It is in the profusion of the flowers that the beauty of this plant rests. The old wood of the stem and branches is literally covered with the pretty little flowers at all seasons, the plant being irregular in its blooming season. It requires the treatment common to stove plants, and peat and loam, the latter predominating, are the compost in which it delights. - S. G. W., Kew.
This is a singular variety, because of its bright, golden-yellow bark, which gives it a striking appearance when devoid of foliage. In growth and habit it is similar to the last-named.
The new hardy shrub from China, Forsythia viridissima, is too gay and ornamental, and will become too popular to be commonly known by its hard botanical name, and we propose to call it Golden Bell. Blossoming before the fruit trees, and remaining in bloom for a long time, it forms the brightest embellishment of the shrubbery in early spring, and its hardiness and easy culture, will soon give it a place in every garden.
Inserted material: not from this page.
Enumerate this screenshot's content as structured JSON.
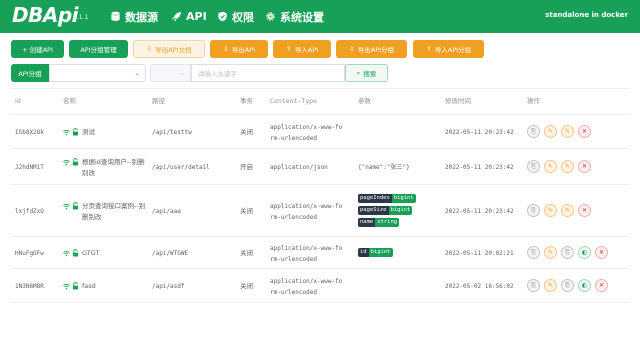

Generally known in different parts of the State, and highly recommended, especially for baking, for apple butter, and for stock. Recommended with one dissent.